The Wellington Village Council met on Tuesday, Oct. 23, and among the items approved were improvements to the dog wash area at the Wellington Dog Park, located at Greenbriar Park.
The council unanimously approved the contract for the dog wash improvements without discussion as part of its consent agenda, but there was significant discussion on the issue at the council’s Monday, Oct. 22 agenda review workshop meeting.
A contract for the project was awarded to Wellington-based C.J. Contracting.
The $68,900 cost of the dog wash resulted in what Assistant Village Manager Jim Barnes described as a look of “sticker shock” on the part of the council.
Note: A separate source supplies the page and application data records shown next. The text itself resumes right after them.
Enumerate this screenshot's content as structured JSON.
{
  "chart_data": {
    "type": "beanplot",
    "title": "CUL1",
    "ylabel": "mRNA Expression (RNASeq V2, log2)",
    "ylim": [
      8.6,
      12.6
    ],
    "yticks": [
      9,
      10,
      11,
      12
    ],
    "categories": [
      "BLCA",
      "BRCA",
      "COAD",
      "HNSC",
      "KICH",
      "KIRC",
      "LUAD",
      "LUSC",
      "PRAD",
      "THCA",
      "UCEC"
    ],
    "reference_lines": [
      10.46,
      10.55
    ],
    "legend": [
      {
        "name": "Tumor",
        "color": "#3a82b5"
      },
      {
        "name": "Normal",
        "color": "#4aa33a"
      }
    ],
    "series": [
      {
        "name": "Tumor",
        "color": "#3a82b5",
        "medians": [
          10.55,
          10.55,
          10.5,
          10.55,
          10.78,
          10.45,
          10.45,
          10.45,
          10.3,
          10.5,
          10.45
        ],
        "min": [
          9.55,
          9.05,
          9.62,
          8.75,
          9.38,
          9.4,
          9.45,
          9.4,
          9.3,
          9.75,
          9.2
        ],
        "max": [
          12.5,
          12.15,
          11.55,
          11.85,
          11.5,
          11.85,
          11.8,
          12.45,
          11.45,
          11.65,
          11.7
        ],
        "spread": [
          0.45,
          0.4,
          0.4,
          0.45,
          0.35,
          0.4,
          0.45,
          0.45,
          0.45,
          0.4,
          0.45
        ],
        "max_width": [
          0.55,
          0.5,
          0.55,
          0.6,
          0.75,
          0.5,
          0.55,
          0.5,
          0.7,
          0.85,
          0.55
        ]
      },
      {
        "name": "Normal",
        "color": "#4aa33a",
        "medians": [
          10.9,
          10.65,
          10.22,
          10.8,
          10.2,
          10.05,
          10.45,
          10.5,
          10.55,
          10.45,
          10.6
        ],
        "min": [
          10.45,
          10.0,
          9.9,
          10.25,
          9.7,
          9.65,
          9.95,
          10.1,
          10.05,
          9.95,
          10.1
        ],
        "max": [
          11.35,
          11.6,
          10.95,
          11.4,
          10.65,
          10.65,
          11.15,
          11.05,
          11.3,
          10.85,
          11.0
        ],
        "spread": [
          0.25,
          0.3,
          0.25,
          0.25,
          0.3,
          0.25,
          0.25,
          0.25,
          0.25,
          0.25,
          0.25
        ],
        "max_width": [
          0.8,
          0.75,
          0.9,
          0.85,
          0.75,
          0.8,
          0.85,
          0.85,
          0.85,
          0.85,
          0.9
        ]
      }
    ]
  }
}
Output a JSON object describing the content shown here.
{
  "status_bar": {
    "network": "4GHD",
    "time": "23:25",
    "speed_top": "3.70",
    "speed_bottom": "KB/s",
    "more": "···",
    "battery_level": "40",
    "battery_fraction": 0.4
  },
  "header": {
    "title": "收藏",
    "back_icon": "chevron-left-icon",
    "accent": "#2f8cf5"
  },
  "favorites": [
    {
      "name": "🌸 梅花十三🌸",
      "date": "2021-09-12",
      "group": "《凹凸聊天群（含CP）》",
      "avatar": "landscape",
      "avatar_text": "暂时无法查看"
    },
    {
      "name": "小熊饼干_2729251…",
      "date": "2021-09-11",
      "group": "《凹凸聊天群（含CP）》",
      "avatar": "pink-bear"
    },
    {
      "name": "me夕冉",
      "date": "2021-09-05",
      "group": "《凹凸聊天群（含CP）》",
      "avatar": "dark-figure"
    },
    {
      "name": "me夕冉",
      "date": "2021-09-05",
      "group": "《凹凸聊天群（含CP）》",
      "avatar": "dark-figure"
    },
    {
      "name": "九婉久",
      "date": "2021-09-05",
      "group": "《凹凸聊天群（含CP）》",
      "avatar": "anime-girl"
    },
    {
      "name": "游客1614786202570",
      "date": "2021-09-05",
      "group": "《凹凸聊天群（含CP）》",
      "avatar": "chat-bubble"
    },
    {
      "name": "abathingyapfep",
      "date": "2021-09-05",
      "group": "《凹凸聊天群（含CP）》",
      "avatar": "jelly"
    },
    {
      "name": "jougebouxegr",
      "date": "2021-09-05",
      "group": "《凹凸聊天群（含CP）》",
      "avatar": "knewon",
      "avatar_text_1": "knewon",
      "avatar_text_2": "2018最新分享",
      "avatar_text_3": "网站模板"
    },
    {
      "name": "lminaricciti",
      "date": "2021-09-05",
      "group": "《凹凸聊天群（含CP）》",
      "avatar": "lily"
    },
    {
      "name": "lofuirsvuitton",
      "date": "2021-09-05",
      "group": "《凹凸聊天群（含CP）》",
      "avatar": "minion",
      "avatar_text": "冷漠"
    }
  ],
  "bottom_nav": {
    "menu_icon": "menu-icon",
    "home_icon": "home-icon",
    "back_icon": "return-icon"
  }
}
Councilman Michael Napoleone was particularly outspoken about the high cost of the project, but he conceded that there was an even higher bid by another contractor.
The project will replace the dog wash area that currently exists within the park that does not have proper drainage and often results in mud puddles that make dogs dirtier than before they were cleaned.
The dog park gets heavy use, and some residents have taken to using small pools to wash their dogs, which Barnes said can lead to standing water issues, such as mosquitoes.
Mayor Anne Gerwig was in support of the new dog wash project and said that many village residents have voiced criticism of the lack of a proper dog wash and a splash area for their dogs at the park.
The project will consist of a 20-foot-by-20-foot area divided into separate areas for large dogs and small dogs. Special drainage will prevent mud from accumulating. The water cannot be routed into the stormwater drainage system because it comes in contact with animals and can contain feces.
While there is no board that directly oversees the dog park, Barnes and Village Manager Paul Schofield explained there is an unofficial group of dog park users who have been in contact with the village for many years about the facility. Gerwig asked that the group be consulted before construction.
As to a timetable, Barnes said that he expects it to be a two-week project, but that the contract did provide 30 days for completion. Gerwig asked that the construction occur either before or after the winter season.
In other business:
• During Monday’s agenda review meeting, Planning, Zoning & Building Director Bob Basehart led a workshop with the council on a proposed nightclub ordinance. The ordinance would be similar to one recently passed by Royal Palm Beach that would seek to define nightclubs and regulate their operation, including requiring an off-duty PBSO presence.
Gerwig and Councilman John McGovern were concerned that the ordinance could inadvertently draw in businesses that they did not want to negatively impact. The council asked staff to prepare a list of businesses currently in operation in Wellington that would be defined as a “nightclub” under the proposed ordinance before proceeding with community feedback. It was also suggested that the matter be brought before both the Public Safety Committee and the Planning, Zoning & Adjustment Board.
• The council issued a proclamation declaring the week of Oct. 22 through Oct. 28 “Florida City Government Week.” Among the events during the week included a mock council meeting by Palm Beach Central High School students as part of Civics 101 on Monday, Oct. 22; Read for the Record on Thursday, Oct. 25; and photos with representatives of the Palm Beach County Sheriff’s Office and Palm Beach County Fire-Rescue at the Wellington Municipal Complex on Tuesday, Oct. 23. Gerwig will also be offering personal tours of the Wellington Municipal Complex for those who call and schedule, and the village will be distributing “My Village: I’m Part Of It, I’m Proud Of It” buttons and bumper stickers.
• Vice Mayor Michael Drahos once again used his speaking time to discuss the pending code violations at the Polo West golf course and Palm Beach Polo’s former north course. Drahos expressed a desire to not simply fight the violations before the special magistrate, but also in the court of public opinion by repeatedly using his speaking time to address the issue.
Village Attorney Laurie Cohen informed the council that neither property had its grass cut to conform to code, and the violations were under appeal. She also said that the current state of the uncut grass did not conform to “target golf” specifications. The property owner has stated that the courses will be converted to “target golf” uses, but Cohen said the courses she reviewed were better maintained, with more manicured greens than the current state of the Polo West course.
McGovern joined with Drahos to criticize the amount of time it was taking for the violations to go into effect, with the hope it would have begun at the Oct. 18 magistrate hearing.
Schofield and Cohen were optimistic that the fines would begin at the Nov. 15 special magistrate hearing.